The 422-bed Victoria General Hospital (VGH) and Siemens Electric Limited have since 1983 been piloting the implementation
of comprehensive computerized medical imaging, including digital acquisition of diagnostic images,
in British Columbia. Although full PACS is not yet in place at VGH, experience to date habeen used to project
annual cost figures (including capital replacement) for a fully-computerized department.

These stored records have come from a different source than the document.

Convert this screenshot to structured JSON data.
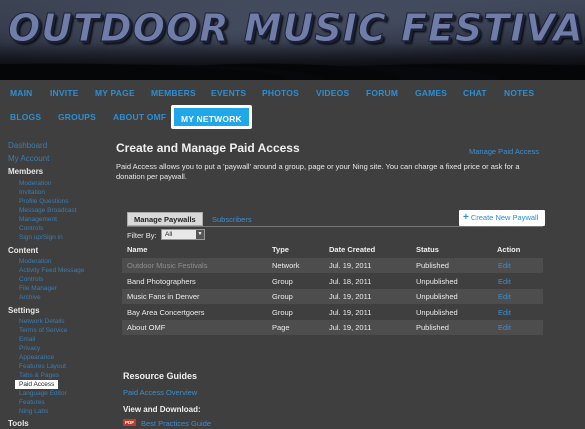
{
  "banner": {
    "title": "OUTDOOR MUSIC FESTIVALS"
  },
  "nav": {
    "row1": [
      "MAIN",
      "INVITE",
      "MY PAGE",
      "MEMBERS",
      "EVENTS",
      "PHOTOS",
      "VIDEOS",
      "FORUM",
      "GAMES",
      "CHAT",
      "NOTES"
    ],
    "row2": [
      "BLOGS",
      "GROUPS",
      "ABOUT OMF",
      "MY NETWORK"
    ],
    "active": "MY NETWORK"
  },
  "sidebar": {
    "dashboard": "Dashboard",
    "my_account": "My Account",
    "members": {
      "heading": "Members",
      "items": [
        "Moderation",
        "Invitation",
        "Profile Questions",
        "Message Broadcast",
        "Management",
        "Controls",
        "Sign up/Sign in"
      ]
    },
    "content": {
      "heading": "Content",
      "items": [
        "Moderation",
        "Activity Feed Message",
        "Controls",
        "File Manager",
        "Archive"
      ]
    },
    "settings": {
      "heading": "Settings",
      "items": [
        "Network Details",
        "Terms of Service",
        "Email",
        "Privacy",
        "Appearance",
        "Features Layout",
        "Tabs & Pages",
        "Paid Access",
        "Language Editor",
        "Features",
        "Ning Labs"
      ],
      "current": "Paid Access"
    },
    "tools": {
      "heading": "Tools"
    }
  },
  "main": {
    "title": "Create and Manage Paid Access",
    "manage_link": "Manage Paid Access",
    "description": "Paid Access allows you to put a 'paywall' around a group, page or your Ning site. You can charge a fixed price or ask for a donation per paywall.",
    "tabs": {
      "manage": "Manage Paywalls",
      "subscribers": "Subscribers"
    },
    "create_button": "Create New Paywall",
    "filter": {
      "label": "Filter By:",
      "value": "All"
    },
    "table": {
      "headers": {
        "name": "Name",
        "type": "Type",
        "date": "Date Created",
        "status": "Status",
        "action": "Action"
      },
      "rows": [
        {
          "name": "Outdoor Music Festivals",
          "type": "Network",
          "date": "Jul. 19, 2011",
          "status": "Published",
          "action": "Edit"
        },
        {
          "name": "Band Photographers",
          "type": "Group",
          "date": "Jul. 18, 2011",
          "status": "Unpublished",
          "action": "Edit"
        },
        {
          "name": "Music Fans in Denver",
          "type": "Group",
          "date": "Jul. 19, 2011",
          "status": "Unpublished",
          "action": "Edit"
        },
        {
          "name": "Bay Area Concertgoers",
          "type": "Group",
          "date": "Jul. 19, 2011",
          "status": "Unpublished",
          "action": "Edit"
        },
        {
          "name": "About OMF",
          "type": "Page",
          "date": "Jul. 19, 2011",
          "status": "Published",
          "action": "Edit"
        }
      ]
    },
    "resources": {
      "title": "Resource Guides",
      "overview_link": "Paid Access Overview",
      "view_title": "View and Download:",
      "pdf_badge": "PDF",
      "best_practices": "Best Practices Guide"
    }
  },
  "colors": {
    "link": "#3b8fd0",
    "active_tab": "#20a7ea",
    "background": "#3f3f3f"
  }
}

The resulting economic
evaluation has been labelled hypothetical to emphasize that some key cost components were estimated rather
than observed; this paper presents updated cost figures based on recent revisions to proposed departmental equipment
configuration which raised the cost of conventional imaging equipment by $0.3 million* and lowered the cost
of computerized imaging equipment by $0.8 million.
Compared with conventional diagnostic imaging, computerized imaging appears to raise overall annual costs at
VGH by nearly $0.7 million, or 11.6%; this is more favourable than the previous results, which indicated extra
annual costs of $1 million (16.9%). Sensitivity analysis still indicates that all reasonable changes in the
underlying assumptions result in higher costs for computerized imaging than for conventional imaging.
Computerized imaging offers lower radiation exposure to patients, shorter waiting times, and other potential
advantages, but as yet the price of obtaining these benefits remains substantial.